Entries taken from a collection

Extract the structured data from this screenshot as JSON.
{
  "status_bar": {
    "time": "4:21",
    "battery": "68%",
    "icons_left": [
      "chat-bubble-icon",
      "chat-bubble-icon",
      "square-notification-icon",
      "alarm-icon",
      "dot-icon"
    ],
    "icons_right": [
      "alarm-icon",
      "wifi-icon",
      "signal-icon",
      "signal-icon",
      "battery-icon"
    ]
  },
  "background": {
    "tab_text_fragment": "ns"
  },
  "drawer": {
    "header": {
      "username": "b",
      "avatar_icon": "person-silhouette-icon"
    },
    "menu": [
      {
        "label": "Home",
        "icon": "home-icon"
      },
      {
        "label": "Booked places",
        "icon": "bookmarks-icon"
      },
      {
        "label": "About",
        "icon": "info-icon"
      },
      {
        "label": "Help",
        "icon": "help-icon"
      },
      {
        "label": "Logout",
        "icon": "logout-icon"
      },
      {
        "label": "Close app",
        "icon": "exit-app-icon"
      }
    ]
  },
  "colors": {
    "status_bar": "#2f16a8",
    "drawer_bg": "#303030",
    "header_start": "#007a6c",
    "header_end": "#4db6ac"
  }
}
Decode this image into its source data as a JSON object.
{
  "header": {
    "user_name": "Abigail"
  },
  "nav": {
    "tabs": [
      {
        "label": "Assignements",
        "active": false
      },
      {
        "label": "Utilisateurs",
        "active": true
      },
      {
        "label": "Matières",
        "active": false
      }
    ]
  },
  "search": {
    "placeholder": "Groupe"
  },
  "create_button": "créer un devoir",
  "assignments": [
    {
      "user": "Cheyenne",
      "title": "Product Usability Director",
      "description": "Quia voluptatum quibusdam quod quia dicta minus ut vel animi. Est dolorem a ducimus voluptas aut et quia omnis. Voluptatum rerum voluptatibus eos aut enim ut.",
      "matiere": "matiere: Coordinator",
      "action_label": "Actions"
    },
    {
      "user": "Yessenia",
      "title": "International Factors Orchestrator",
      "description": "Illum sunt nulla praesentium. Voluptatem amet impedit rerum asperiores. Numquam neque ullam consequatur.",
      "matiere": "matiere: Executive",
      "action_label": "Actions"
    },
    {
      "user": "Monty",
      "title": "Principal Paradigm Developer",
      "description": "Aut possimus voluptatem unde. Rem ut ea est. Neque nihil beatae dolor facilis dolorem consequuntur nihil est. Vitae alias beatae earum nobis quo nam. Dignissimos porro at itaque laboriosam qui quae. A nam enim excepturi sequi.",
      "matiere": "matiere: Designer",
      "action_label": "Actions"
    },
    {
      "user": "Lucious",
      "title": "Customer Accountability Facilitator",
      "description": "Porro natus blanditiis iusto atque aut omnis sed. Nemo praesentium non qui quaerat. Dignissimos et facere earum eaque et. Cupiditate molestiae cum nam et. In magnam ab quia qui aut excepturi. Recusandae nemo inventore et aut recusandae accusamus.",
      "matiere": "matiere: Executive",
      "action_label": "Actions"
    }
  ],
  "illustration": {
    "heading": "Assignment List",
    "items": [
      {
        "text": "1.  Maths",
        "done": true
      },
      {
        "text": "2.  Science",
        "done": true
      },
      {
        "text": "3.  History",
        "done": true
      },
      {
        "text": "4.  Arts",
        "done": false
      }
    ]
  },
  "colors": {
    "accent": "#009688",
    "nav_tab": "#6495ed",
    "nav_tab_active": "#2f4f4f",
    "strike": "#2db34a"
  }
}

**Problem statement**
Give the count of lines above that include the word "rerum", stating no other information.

**Answer to this task**
2